[image2]The second significant factor contributing to the difficulty is all the inescapable attacks your foes have. Every foe has at least one grab move, some of which you can escape by jamming the left analog stick about, some of which you cannot, and all of which are deadly. One of my personal
hatreds favorites is the katana ninja’s grab after you’ve chopped one of his arms off: He trips you to the ground, stabs its katana through your gut, pulls out a kunai, and then flings himself onto you, exploding on impact. Somehow the sword and all the remains of the exploding ninja are wiped from the world, but Ryu (assuming this didn’t kill him) is fine. Internal hemorrhaging is clearly meaningless to Ryu Hayabusa!
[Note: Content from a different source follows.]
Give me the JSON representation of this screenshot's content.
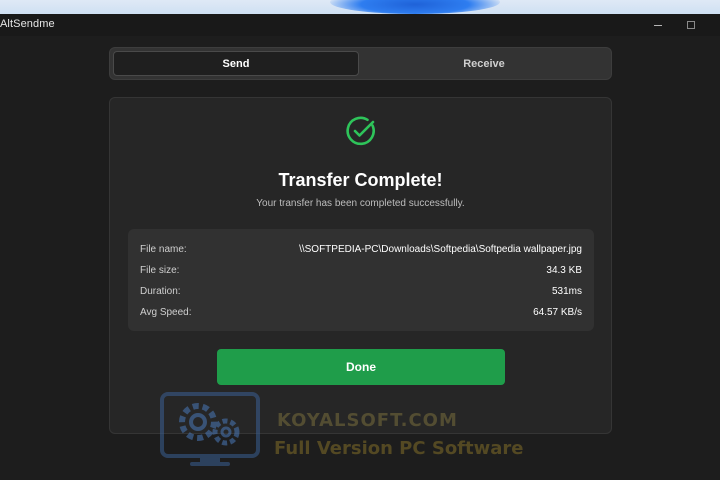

The enemy A.I. is varied and difficult, and will actively exploit any habit you fall into. If you attack constantly, they’ll block constantly. If you block a great deal, they’ll start to use their grab moves constantly. Dodge too frequently, and the ninja dogs will stick exploding shurikens onto you, preventing you from doing much other than detonating and crying.
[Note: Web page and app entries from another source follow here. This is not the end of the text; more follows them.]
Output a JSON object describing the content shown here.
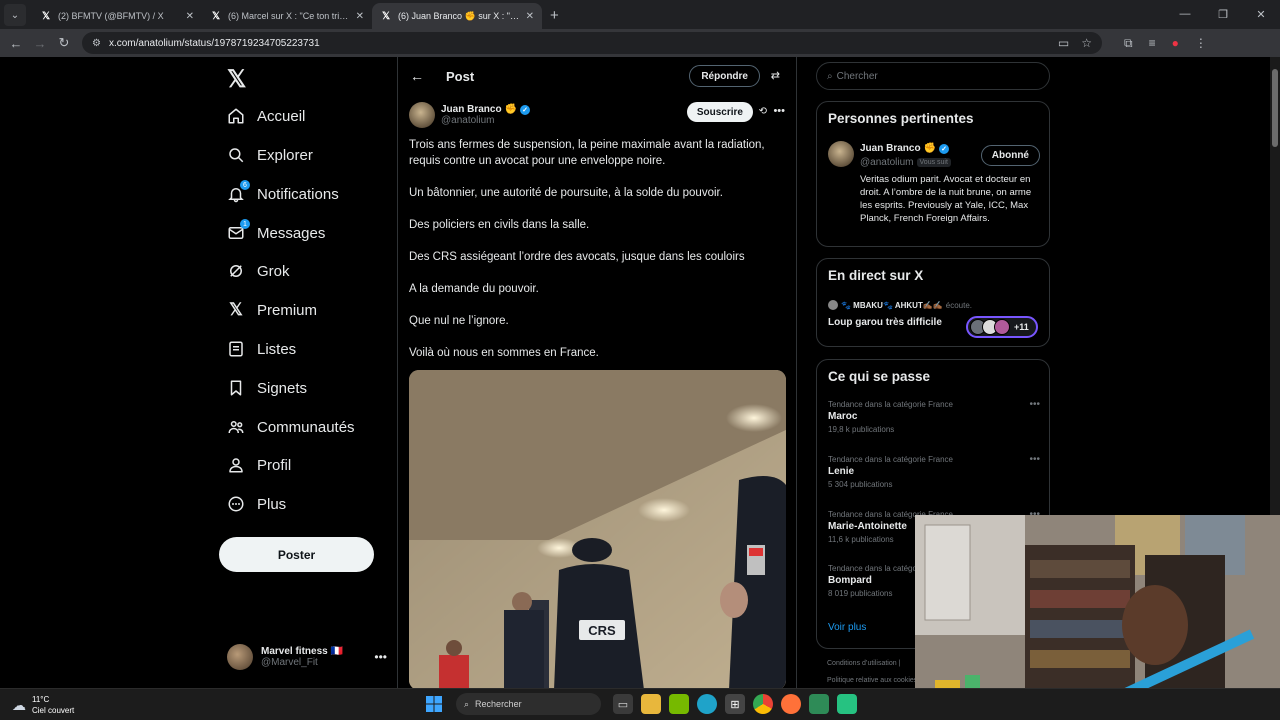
{
  "browser": {
    "tabs": [
      {
        "title": "(2) BFMTV (@BFMTV) / X",
        "active": false
      },
      {
        "title": "(6) Marcel sur X : \"Ce ton triomphal",
        "active": false
      },
      {
        "title": "(6) Juan Branco ✊ sur X : \"Trois ans",
        "active": true
      }
    ],
    "url": "x.com/anatolium/status/1978719234705223731"
  },
  "nav": {
    "items": [
      {
        "label": "Accueil",
        "icon": "home-icon",
        "badge": ""
      },
      {
        "label": "Explorer",
        "icon": "search-icon",
        "badge": ""
      },
      {
        "label": "Notifications",
        "icon": "bell-icon",
        "badge": "6"
      },
      {
        "label": "Messages",
        "icon": "envelope-icon",
        "badge": "1"
      },
      {
        "label": "Grok",
        "icon": "grok-icon",
        "badge": ""
      },
      {
        "label": "Premium",
        "icon": "x-icon",
        "badge": ""
      },
      {
        "label": "Listes",
        "icon": "list-icon",
        "badge": ""
      },
      {
        "label": "Signets",
        "icon": "bookmark-icon",
        "badge": ""
      },
      {
        "label": "Communautés",
        "icon": "people-icon",
        "badge": ""
      },
      {
        "label": "Profil",
        "icon": "person-icon",
        "badge": ""
      },
      {
        "label": "Plus",
        "icon": "more-circle-icon",
        "badge": ""
      }
    ],
    "post_button": "Poster",
    "account": {
      "name": "Marvel fitness 🇫🇷",
      "handle": "@Marvel_Fit"
    }
  },
  "main": {
    "header_title": "Post",
    "reply_button": "Répondre",
    "author": {
      "name": "Juan Branco",
      "handle": "@anatolium"
    },
    "subscribe_button": "Souscrire",
    "paragraphs": [
      "Trois ans fermes de suspension, la peine maximale avant la radiation, requis contre un avocat pour une enveloppe noire.",
      "Un bâtonnier, une autorité de poursuite, à la solde du pouvoir.",
      "Des policiers en civils dans la salle.",
      "Des CRS assiégeant l’ordre des avocats, jusque dans les couloirs",
      "A la demande du pouvoir.",
      "Que nul ne l’ignore.",
      "Voilà où nous en sommes en France."
    ],
    "media_label": "CRS"
  },
  "right": {
    "search_placeholder": "Chercher",
    "relevant": {
      "title": "Personnes pertinentes",
      "name": "Juan Branco",
      "handle": "@anatolium",
      "follows_you": "Vous suit",
      "follow_button": "Abonné",
      "bio": "Veritas odium parit. Avocat et docteur en droit. A l’ombre de la nuit brune, on arme les esprits. Previously at Yale, ICC, Max Planck, French Foreign Affairs."
    },
    "live": {
      "title": "En direct sur X",
      "hosts": "🐾 MBAKU🐾 AHKUT✍🏾✍🏾",
      "listening": "écoute.",
      "space_title": "Loup garou très difficile",
      "count": "+11"
    },
    "trends": {
      "title": "Ce qui se passe",
      "items": [
        {
          "category": "Tendance dans la catégorie France",
          "name": "Maroc",
          "count": "19,8 k publications"
        },
        {
          "category": "Tendance dans la catégorie France",
          "name": "Lenie",
          "count": "5 304 publications"
        },
        {
          "category": "Tendance dans la catégorie France",
          "name": "Marie-Antoinette",
          "count": "11,6 k publications"
        },
        {
          "category": "Tendance dans la catégorie France",
          "name": "Bompard",
          "count": "8 019 publications"
        }
      ],
      "show_more": "Voir plus"
    },
    "footer": [
      "Conditions d’utilisation |",
      "Politique relative aux cookies"
    ]
  },
  "taskbar": {
    "temperature": "11°C",
    "weather": "Ciel couvert",
    "search_placeholder": "Rechercher"
  },
  "colors": {
    "accent": "#1d9bf0",
    "background": "#000000",
    "border": "#2f3336",
    "muted": "#71767b"
  }
}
When you’re not too busy being murdered or doing a little murdering yourself, you’ll notice how much of a treat the game is to look at. The quality of graphical artistry that has gone into Ninja Gaiden 2 is impressive, the animations are fluid, environments are vibrant and attractive, and the frame-rate is very smooth. Even the blood from the corpses you leave in your wake looks disturbingly realistic.
The sound is problematic, though, especially the voice acting during the cut-scenes. Characters can be hard to hear over the ambient noise, making it difficult to follow the storyline, which is primarily idiotic anyway. Admittedly, I don’t much care what the walrus-tittied CIA agent had to say, or what Ryu’s brother, Joe, (no, I’m not making that up) is discussing with Generico the Dark Ninja (yes, I am making that up) since it’s all too over-the-top to take seriously, but it’s distracting to have softly spoken lines drowned out by roaring flames and screeches of swords.
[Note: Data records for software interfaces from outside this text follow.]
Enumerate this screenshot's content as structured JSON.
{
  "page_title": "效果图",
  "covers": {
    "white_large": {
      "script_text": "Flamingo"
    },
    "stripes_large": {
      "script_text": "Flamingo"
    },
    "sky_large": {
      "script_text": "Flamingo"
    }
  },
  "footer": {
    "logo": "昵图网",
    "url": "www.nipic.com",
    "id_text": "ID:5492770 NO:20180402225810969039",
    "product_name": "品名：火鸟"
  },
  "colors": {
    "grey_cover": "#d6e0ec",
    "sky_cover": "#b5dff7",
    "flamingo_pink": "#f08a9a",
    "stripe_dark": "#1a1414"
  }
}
As for as the storyline goes, I was unable to resolve Ninja Gaiden and Ninja Gaiden 2. They essentially have the same plot but disparate settings. You’ll see some of the same locations found in Ninja Gaiden early in Ninja Gaiden 2, and then suddenly you’re in New York City fighting demons. There is little to no coherence present, and you essentially have to accept the flood of unrelated scenes at face value, because the developers surely won’t help you out. Maybe all the sense and transitions were lost in translation, but that’s a very big maybe.
[image3]Another big piss-off in Ninja Gaiden 2 is re-fighting all the bosses near the end of the game. Developers: Stop it! It wasn’t fun in Illusion of Gaia, and it hasn’t been fun since! Just stop! Padding this kind of stuff out just results in more Hulk films, and nobody in their right mind wants that. (Edward Norton say “SMMMAAASH!!!” ~Ed.)
With so many elements pushing you to switch down to the lower difficulty, it’s hard not taking the easier course. No bones about it, this game is incredibly hard, and it will frustrate you to no end. The thing is, the game’s at its best when it’s pushing you to play it on expert. Ninja Gaiden 2 on easy is a bland experience by comparison, and sucks the life out of the title: It’s a chili dog without the chili; a martini without vermouth. Sometimes making a game accessible to the masses strips all of its power away, and that just doesn’t suit Ryu’s tastes. Now pass the wasabi.